Entries from a dataset of interfaces
□ □ □

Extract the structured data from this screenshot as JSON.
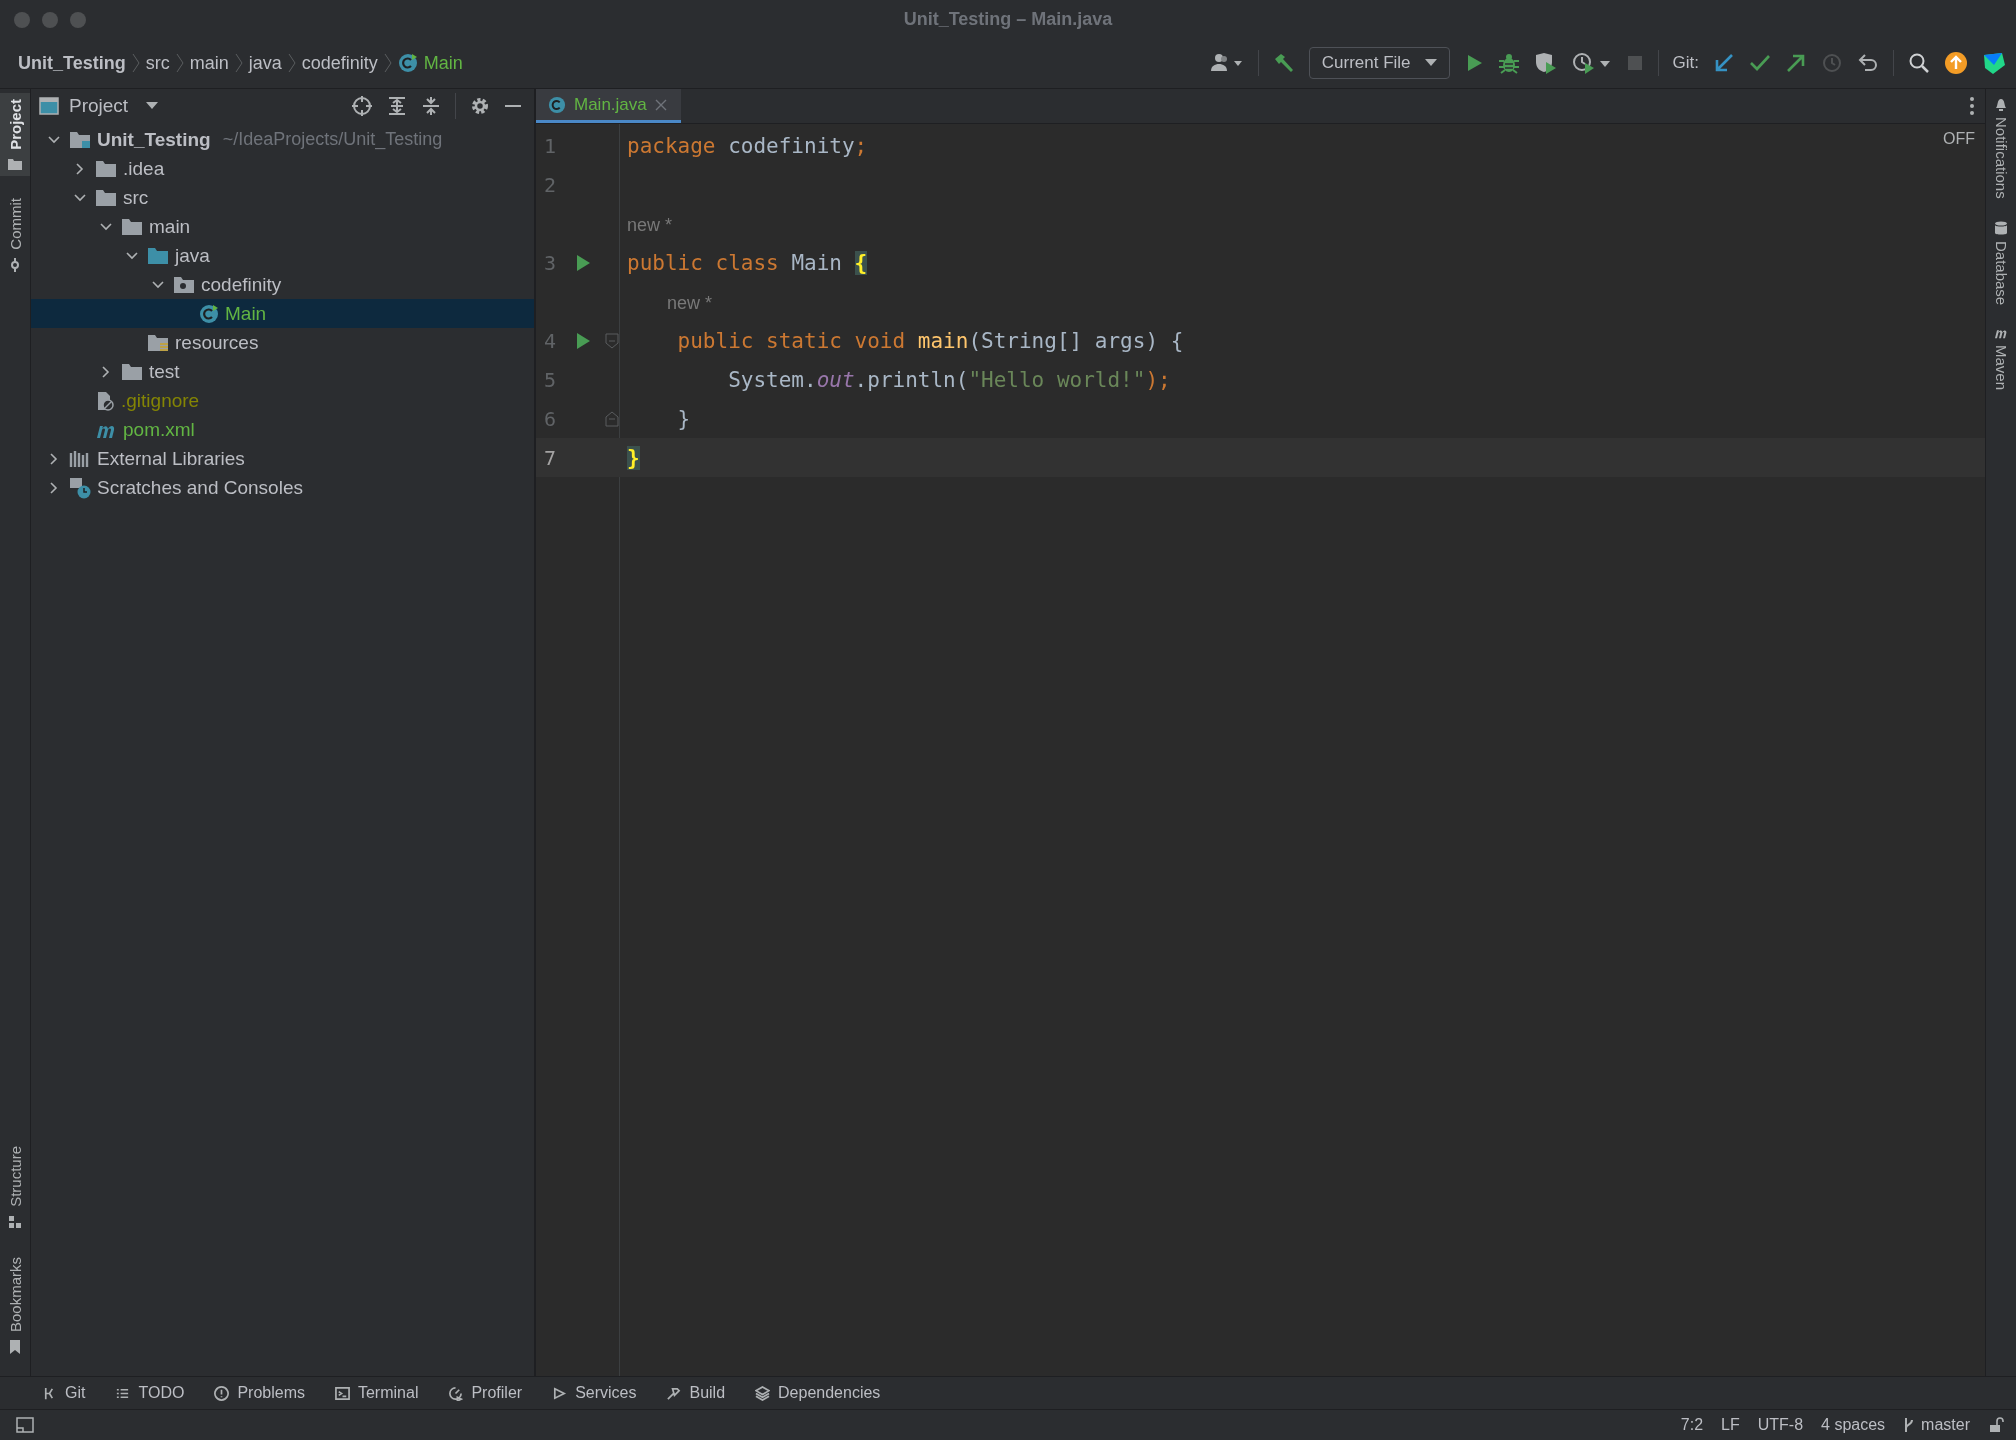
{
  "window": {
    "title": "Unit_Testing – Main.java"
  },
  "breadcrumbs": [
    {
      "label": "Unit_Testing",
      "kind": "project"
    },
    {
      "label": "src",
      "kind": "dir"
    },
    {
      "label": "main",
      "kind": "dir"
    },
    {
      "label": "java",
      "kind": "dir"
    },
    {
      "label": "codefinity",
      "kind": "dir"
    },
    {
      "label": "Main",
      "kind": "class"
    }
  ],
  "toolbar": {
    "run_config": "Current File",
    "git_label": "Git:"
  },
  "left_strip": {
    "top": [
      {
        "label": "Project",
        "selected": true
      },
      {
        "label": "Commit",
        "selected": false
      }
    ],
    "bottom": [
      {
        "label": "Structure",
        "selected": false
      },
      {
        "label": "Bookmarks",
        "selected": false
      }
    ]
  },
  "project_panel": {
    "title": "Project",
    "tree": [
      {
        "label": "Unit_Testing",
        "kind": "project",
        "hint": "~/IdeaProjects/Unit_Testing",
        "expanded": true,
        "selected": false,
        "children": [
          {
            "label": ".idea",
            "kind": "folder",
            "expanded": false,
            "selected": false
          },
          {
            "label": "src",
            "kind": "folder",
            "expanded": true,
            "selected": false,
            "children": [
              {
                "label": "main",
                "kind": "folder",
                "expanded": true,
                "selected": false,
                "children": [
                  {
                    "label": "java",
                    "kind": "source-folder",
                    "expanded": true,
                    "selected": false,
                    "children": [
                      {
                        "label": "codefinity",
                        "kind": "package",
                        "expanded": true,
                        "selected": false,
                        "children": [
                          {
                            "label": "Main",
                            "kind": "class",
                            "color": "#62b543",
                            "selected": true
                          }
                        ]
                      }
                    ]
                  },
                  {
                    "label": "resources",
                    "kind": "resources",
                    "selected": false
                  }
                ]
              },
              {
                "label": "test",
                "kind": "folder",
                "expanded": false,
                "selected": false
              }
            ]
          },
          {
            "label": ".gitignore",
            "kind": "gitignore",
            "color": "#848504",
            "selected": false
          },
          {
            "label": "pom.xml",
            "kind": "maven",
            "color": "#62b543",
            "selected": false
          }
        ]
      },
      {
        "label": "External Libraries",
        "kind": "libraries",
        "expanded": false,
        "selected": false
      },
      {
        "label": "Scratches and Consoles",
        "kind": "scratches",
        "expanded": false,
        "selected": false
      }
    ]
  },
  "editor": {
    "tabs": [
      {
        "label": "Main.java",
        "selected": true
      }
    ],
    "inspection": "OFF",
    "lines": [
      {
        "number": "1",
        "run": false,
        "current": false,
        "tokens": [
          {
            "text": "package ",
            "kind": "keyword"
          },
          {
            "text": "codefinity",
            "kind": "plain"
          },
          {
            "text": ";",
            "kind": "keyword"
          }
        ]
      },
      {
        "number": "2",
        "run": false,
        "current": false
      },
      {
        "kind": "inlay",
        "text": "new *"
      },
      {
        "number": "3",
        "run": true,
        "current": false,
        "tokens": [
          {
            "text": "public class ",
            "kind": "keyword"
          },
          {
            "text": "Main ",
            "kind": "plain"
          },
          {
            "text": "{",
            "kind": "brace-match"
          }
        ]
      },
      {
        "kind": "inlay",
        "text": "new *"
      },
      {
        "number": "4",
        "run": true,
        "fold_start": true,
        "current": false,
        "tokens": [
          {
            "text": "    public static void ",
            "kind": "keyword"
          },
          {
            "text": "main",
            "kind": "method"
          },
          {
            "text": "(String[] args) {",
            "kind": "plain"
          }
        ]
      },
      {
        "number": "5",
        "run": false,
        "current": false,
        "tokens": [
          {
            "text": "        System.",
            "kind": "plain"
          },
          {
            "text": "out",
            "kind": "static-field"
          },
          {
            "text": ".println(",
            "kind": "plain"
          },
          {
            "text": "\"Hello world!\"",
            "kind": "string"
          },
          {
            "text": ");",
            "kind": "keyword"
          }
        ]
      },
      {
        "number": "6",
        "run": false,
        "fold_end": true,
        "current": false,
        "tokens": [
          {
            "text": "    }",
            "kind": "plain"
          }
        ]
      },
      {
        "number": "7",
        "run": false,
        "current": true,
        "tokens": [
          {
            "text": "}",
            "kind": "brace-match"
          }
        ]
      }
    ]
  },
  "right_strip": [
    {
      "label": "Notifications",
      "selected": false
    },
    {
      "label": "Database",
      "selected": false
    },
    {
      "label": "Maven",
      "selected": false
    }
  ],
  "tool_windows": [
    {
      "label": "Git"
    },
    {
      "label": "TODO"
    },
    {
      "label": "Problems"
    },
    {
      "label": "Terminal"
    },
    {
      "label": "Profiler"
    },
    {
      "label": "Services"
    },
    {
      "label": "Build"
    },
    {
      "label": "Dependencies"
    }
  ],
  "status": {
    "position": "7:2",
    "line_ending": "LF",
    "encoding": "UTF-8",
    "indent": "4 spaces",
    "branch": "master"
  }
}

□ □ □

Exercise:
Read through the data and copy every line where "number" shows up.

Response area:
        "number": "1",
        "number": "2",
        "number": "3",
        "number": "4",
        "number": "5",
        "number": "6",
        "number": "7",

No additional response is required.